Tuesday, March 3, 2009

Orthodox Litigation Strategy 12/28/03

Maybe everyone knows this but in light of the most recent decisions from the various courts in California and in New York I would like to refresh the memories of many of our followers on some of the "issues" surrounding the litigation.

"Judge Bellows upheld the written law, correctly applied the Constitution, and was judicious in his rulings throughout this legal process. We hoped that TEC and the Diocese would recognize this and would have put this legal battle behind us," said Jim Oakes, vice-chairman of ADV. "We are saddened that The Episcopal Church and the Diocese find it necessary to continue with more litigation. An appeal process will cost additional millions of dollars that could be spent on mission and ministry.
www.americananglican.org dated February 3, 2009

Within the walls of North America we have The Episcopal Church and the Church of Canada fighting against the Anglican Resistance, using millions and millions of dollars in legal fees and defrocking anyone who stands in their way, without appearing to have any thought to the long-term damage to their own institutions.
BabyBlue dated March 2, 2009

The important question, though, is why would the leaders of the Episcopal church, the center of love, inclusion, and tolerance, spend millions of dollars to sue parishes that apparently amicably departed four years ago at the discretion of the bishop of Ohio? Well, I may have an idea.
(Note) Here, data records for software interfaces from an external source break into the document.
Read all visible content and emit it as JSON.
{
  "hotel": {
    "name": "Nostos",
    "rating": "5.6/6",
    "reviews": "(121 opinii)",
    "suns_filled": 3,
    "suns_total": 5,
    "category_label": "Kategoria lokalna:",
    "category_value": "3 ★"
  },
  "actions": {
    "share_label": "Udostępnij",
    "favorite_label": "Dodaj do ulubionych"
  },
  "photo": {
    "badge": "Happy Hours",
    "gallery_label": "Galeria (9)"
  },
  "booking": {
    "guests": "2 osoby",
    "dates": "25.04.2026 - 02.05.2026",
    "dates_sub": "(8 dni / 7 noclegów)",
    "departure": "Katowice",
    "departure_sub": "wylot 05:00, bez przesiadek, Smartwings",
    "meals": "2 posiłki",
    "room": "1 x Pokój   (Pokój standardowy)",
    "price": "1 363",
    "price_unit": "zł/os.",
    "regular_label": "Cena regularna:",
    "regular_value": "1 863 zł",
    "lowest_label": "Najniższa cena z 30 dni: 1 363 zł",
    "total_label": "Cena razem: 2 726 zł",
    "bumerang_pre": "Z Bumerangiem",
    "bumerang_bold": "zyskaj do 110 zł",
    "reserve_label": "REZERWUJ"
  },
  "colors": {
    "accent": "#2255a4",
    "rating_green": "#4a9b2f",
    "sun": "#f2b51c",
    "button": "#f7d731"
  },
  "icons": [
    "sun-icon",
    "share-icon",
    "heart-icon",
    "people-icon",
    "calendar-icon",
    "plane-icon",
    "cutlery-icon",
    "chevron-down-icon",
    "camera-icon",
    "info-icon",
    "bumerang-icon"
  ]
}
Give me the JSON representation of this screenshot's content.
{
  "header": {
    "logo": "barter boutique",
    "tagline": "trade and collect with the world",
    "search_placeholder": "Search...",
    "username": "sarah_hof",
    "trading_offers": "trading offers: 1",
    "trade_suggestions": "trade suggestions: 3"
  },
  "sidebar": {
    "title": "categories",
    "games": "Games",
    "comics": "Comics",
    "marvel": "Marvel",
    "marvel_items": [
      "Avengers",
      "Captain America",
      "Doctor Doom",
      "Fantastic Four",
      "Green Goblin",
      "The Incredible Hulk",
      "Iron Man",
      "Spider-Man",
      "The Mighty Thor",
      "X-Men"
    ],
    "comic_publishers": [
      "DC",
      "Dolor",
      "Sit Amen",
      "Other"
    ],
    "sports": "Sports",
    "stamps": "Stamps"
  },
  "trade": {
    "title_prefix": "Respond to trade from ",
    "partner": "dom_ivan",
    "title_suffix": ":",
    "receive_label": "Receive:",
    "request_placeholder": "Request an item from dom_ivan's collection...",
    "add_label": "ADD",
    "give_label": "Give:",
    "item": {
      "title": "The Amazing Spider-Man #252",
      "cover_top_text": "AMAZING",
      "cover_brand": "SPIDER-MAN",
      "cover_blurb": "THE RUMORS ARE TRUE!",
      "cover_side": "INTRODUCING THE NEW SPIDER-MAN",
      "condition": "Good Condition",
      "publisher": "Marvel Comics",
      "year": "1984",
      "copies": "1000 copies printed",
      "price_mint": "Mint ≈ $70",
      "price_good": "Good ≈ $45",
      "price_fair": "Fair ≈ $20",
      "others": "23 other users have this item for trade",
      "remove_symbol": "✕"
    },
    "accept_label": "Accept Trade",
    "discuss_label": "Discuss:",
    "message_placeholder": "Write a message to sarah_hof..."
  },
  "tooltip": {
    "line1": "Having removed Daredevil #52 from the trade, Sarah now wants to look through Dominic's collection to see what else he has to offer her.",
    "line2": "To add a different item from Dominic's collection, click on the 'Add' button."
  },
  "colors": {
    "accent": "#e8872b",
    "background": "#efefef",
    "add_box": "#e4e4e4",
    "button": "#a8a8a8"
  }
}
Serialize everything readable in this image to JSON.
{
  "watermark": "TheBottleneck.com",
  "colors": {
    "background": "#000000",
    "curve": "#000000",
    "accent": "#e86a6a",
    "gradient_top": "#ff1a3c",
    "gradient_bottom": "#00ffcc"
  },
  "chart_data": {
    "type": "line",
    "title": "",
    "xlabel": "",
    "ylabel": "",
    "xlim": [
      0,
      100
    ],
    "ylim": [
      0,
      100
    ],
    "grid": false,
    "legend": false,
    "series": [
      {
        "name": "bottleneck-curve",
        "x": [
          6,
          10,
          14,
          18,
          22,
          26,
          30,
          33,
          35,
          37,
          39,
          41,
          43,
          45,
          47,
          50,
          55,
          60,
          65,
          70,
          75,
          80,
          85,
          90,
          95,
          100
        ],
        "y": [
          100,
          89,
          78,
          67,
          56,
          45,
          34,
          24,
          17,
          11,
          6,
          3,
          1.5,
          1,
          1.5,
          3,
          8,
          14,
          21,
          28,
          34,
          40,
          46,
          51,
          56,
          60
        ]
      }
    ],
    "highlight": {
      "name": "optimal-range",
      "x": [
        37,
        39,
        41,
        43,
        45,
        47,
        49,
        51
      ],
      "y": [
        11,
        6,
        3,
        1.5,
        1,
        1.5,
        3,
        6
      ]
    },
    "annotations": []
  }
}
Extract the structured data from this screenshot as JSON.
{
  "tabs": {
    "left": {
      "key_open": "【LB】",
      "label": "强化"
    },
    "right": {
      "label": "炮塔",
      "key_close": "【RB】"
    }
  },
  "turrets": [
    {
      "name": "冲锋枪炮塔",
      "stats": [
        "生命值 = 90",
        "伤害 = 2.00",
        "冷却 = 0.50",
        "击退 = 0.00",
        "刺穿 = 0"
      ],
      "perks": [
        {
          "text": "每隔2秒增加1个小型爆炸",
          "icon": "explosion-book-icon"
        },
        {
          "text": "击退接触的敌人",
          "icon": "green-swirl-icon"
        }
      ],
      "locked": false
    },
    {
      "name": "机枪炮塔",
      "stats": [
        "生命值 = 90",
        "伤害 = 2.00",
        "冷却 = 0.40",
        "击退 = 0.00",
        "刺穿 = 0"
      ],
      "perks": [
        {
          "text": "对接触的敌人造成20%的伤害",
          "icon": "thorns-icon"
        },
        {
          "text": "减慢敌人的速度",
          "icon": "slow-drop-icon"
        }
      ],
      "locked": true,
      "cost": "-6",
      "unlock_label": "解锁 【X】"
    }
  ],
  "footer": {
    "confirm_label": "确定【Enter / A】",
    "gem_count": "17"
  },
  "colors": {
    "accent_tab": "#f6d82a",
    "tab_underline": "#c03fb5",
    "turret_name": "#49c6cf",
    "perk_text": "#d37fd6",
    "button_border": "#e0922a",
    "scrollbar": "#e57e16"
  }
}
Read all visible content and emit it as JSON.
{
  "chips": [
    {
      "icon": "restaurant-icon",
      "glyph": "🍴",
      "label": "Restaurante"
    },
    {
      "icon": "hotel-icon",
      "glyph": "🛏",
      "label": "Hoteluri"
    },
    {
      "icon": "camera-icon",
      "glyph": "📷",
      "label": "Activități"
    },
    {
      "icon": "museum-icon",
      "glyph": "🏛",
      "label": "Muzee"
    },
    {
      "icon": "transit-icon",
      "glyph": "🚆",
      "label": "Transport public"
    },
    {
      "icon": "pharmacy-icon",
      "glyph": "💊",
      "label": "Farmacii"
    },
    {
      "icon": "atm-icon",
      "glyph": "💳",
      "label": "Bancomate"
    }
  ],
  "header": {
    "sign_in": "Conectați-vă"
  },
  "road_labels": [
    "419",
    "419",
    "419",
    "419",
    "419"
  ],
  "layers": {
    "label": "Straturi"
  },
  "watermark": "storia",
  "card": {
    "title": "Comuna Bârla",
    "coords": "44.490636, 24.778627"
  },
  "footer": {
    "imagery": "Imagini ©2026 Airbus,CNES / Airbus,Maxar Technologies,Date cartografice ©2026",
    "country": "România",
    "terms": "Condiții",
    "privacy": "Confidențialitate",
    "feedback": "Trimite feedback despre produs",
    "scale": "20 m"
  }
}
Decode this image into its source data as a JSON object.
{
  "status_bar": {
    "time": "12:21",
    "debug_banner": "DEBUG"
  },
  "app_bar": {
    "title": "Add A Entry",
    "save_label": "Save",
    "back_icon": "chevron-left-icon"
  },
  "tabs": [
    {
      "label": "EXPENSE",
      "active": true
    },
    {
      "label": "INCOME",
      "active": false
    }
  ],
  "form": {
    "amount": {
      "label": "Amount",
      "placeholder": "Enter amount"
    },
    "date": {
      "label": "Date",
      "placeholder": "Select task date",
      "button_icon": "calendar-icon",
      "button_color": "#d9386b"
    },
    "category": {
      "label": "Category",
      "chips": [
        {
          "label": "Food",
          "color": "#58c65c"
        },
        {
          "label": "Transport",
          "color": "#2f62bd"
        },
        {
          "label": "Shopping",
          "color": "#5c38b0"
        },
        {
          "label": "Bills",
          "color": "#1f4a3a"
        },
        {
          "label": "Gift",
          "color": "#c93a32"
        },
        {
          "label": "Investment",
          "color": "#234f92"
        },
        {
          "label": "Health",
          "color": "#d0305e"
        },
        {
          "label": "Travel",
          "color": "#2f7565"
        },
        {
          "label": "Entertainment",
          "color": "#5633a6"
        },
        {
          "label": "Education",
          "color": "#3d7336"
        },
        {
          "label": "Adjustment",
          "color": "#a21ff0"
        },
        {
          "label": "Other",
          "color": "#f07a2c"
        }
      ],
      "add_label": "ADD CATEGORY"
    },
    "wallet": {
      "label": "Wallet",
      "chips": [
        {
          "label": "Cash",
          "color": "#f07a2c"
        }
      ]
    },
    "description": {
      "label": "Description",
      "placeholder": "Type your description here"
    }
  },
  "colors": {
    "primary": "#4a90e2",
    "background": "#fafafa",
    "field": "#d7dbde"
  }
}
I have found that some who throw around the words “diversity,” “inclusion,” and “tolerance” are often some of the most non-diverse, exclusive, and intolerant folks around, especially if you don’t happen to agree with them on their pet issues.

The facts relating to Diocesan withdrawal are well-known to all of you. Similarly, our position in the Calvary litigation has been consistent and straightforward from the very beginning. The 2005 Stipulation and Order does not address Diocesan realignment.
Mr. Robert Duncan's Lenten Pastoral Letter

3. What legal liabilities would you face if you wanted to leave your current diocese? Recent litigation indicates that the local diocesan authorities hold almost all the cards if they want to play "hardball".
But we think that the political realities are such that the American revisionist bishops will be reticent to play "hardball" for a while. They have just handed the gay lobby a stunning victory, but are forced to pay a fearsome price for it. The opposition at home is far greater than they anticipated and the opposition overseas is serious and inflamed. ECUSA will certainly lose members and funds at a high rate over the next few months accelerating their decline. . . .
ECUSA leaders know well how conservatives could quickly become the "victims" in the public mind. They also know that all our AEO (Alternative Episcopal Oversight)
work will eventually find its way across the desk of the Archbishop of Canterbury(ABC). All of this will create pressure for them to cooperate with the ABC/Primate's call for AEO. So we suspect that there will be a window of time before they return to "hardball" tactics.

This last piece is from Geoff Chapman, dated December 28, 2003.

Ladies and gentlemen, They continue to play all of us for all that they (and we) are worth. When next you see the orthodites complain about "litigating is hurting the church" and "suing is so unchristian like" please refer back to this post. And then, send that newspaper, blogger, editorial writer this reference. These antics are christian???